Can young children start a movement? Of course they can (in their own way) – with the support and guidance of civic-minded teachers who design the educational experience in the context of civic education. Their movement can start with the understanding that citizens can and should identify problems and change things for the better. A very important underlying message is that they must make a decision to speak and to act, and they must understand that speaking up and acting are important contributions in and of themselves. Let’s steer children away early from learned civic helplessness – the “it won’t do any good” frame of mind. Children need to see their power to create change — and their movements can be formed in the context of social studies civic education in their own classrooms and schools.

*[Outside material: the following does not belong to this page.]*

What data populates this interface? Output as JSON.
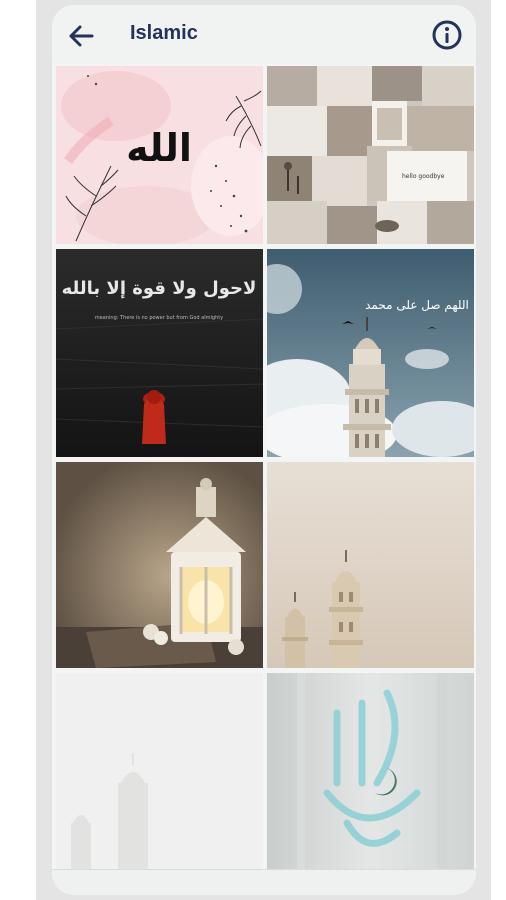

Want to know more? Stay tuned for my next blog after the conference. And if you are in Boston for NCSS, please stop by my presentation to say hello. I would really enjoy meeting and talking with you there!

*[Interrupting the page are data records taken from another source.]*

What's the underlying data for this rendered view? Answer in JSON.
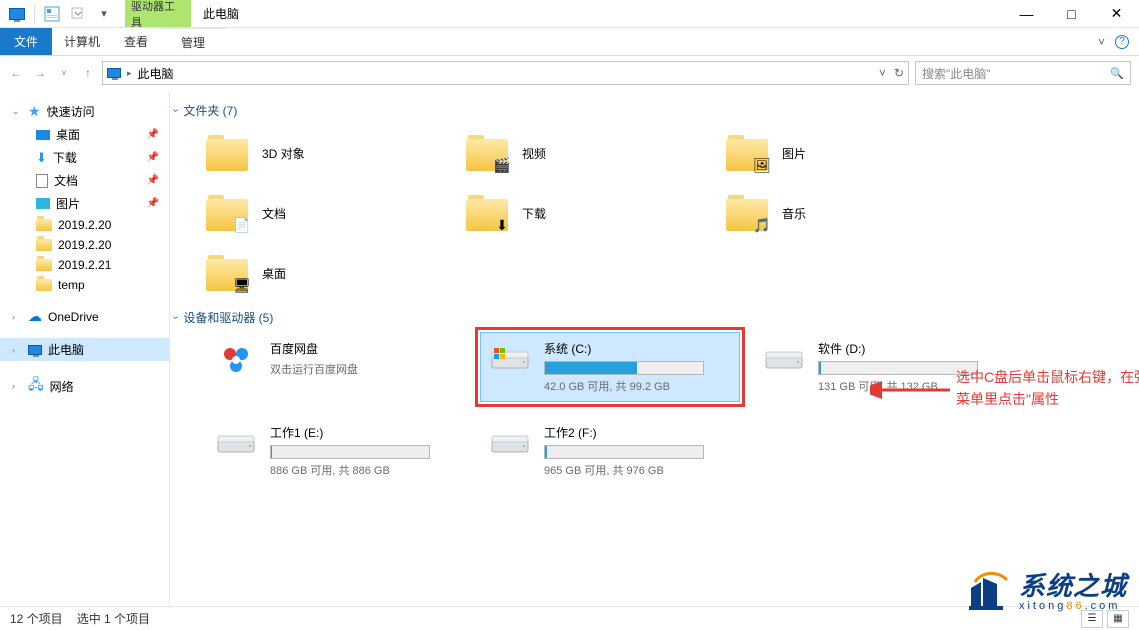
{
  "window": {
    "drive_tools": "驱动器工具",
    "title": "此电脑",
    "controls": {
      "min": "—",
      "max": "□",
      "close": "✕"
    }
  },
  "ribbon": {
    "file": "文件",
    "tabs": [
      "计算机",
      "查看"
    ],
    "manage": "管理",
    "expand": "˅",
    "help": "?"
  },
  "nav": {
    "back": "←",
    "fwd": "→",
    "recent": "˅",
    "up": "↑",
    "crumb_root": "此电脑",
    "refresh": "↻",
    "addr_drop": "˅"
  },
  "search": {
    "placeholder": "搜索\"此电脑\"",
    "icon": "🔍"
  },
  "sidebar": {
    "quick": "快速访问",
    "items": [
      {
        "label": "桌面",
        "pinned": true,
        "kind": "desktop"
      },
      {
        "label": "下载",
        "pinned": true,
        "kind": "download"
      },
      {
        "label": "文档",
        "pinned": true,
        "kind": "doc"
      },
      {
        "label": "图片",
        "pinned": true,
        "kind": "pic"
      },
      {
        "label": "2019.2.20",
        "pinned": false,
        "kind": "folder"
      },
      {
        "label": "2019.2.20",
        "pinned": false,
        "kind": "folder"
      },
      {
        "label": "2019.2.21",
        "pinned": false,
        "kind": "folder"
      },
      {
        "label": "temp",
        "pinned": false,
        "kind": "folder"
      }
    ],
    "onedrive": "OneDrive",
    "thispc": "此电脑",
    "network": "网络"
  },
  "sections": {
    "folders": {
      "title": "文件夹 (7)"
    },
    "drives": {
      "title": "设备和驱动器 (5)"
    }
  },
  "folders": [
    {
      "label": "3D 对象",
      "overlay": ""
    },
    {
      "label": "视频",
      "overlay": "🎬"
    },
    {
      "label": "图片",
      "overlay": "🖼"
    },
    {
      "label": "文档",
      "overlay": "📄"
    },
    {
      "label": "下载",
      "overlay": "⬇"
    },
    {
      "label": "音乐",
      "overlay": "🎵"
    },
    {
      "label": "桌面",
      "overlay": "🖥"
    }
  ],
  "drives": [
    {
      "name": "百度网盘",
      "sub": "双击运行百度网盘",
      "type": "baidu"
    },
    {
      "name": "系统 (C:)",
      "meta": "42.0 GB 可用, 共 99.2 GB",
      "fill": 58,
      "type": "os",
      "selected": true,
      "highlighted": true
    },
    {
      "name": "软件 (D:)",
      "meta": "131 GB 可用, 共 132 GB",
      "fill": 1,
      "type": "hdd"
    },
    {
      "name": "工作1 (E:)",
      "meta": "886 GB 可用, 共 886 GB",
      "fill": 0.3,
      "type": "hdd"
    },
    {
      "name": "工作2 (F:)",
      "meta": "965 GB 可用, 共 976 GB",
      "fill": 1.2,
      "type": "hdd"
    }
  ],
  "annotation": {
    "line1": "选中C盘后单击鼠标右键，在弹出的",
    "line2": "菜单里点击\"属性"
  },
  "status": {
    "count": "12 个项目",
    "selected": "选中 1 个项目"
  },
  "watermark": {
    "main": "系统之城",
    "sub_pre": "xitong",
    "sub_mid": "86",
    "sub_post": ".com"
  }
}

Written by Beatrice S. Fennimore a teacher educator focused on advocacy and social justice for all children



November 2, 2014 Comments Off on ARE YOU HEADING FOR NAEYC IN DALLAS? General

Dallas Texas

One of my very favorite annual conferences is held by the National Association for the Education of Young Children (NAEYC). It is so exciting to see so many early childhood educators gathered together to share knowledge and advocate for children. I am very happy to be presenting at the conference again this year.

Are you headed for NAEYC in Dallas from November 5-8 ? I would really love to see you at my session titled HOW CAN I BE FAIR TO EVERYONE WHEN THE KIDS ARE ALL SO DIFFERENT? USING THE NAEYC ETHICAL CODE TO SUPPORT EQUAL TREATMENT OF DIVERSE CHILDREN IN YOUR CLASSROOM. It will be on Thursday November 6 from 1:00 – 2:30 PM in Room C140 of the Kay Bailey Hutchison Convention Center. We’ll take an exciting look at some case studies that provide the opportunity to think critically about the application of the NAEYC Code of Ethical Conduct and Statement of Commitment to children in different circumstances. I will be emphasizing as always that we can never be absolutely sure that our actions are ethical – but when we ask ourselves the question “is this ethical?” and then reflect on the code, we are much more likely to be making the best choices for the children in our care.  Ethics are never boring — they provide us with a dynamic structure for critical thinking about multiple perspectives on every day challenges and problems in our classrooms.  It is fun to get new insights into ways that ethical codes really can be applied in practice.

I would also love to see you at 3:00 PM on the same day at the TEACHERS COLLEGE PRESS BOOTH #1804 in the conference exhibit hall. That’s where I will be signing copies of my new book STANDING UP FOR SOMETHING EVERYDAY: ETHICS AND JUSTICE IN EARLY CHILDHOOD CLASSROOMS right after my November 6 session – from 3:00 – 3:30 PM. Please stop by to say hi!

Whenever I think of Dallas in November, I recall the terrible day – November 22nd, 1963—when President John F. Kennedy died of gunshot wounds in that city. Looking back, as sad as it was, I think that was the day when I and so many people around my age made a heartfelt decision to try to make a difference in the lives of others.  There was no way I could know in 1963 that I would become a teacher and an author.  But, as I head for Dallas,  I am so glad that I dedicated my life to children and so excited to meet and talk with others who made the same choice. Our work is never easy —  but it is so important!   I am grateful for the opportunity that this conference provides for us all to be inspired and renewed.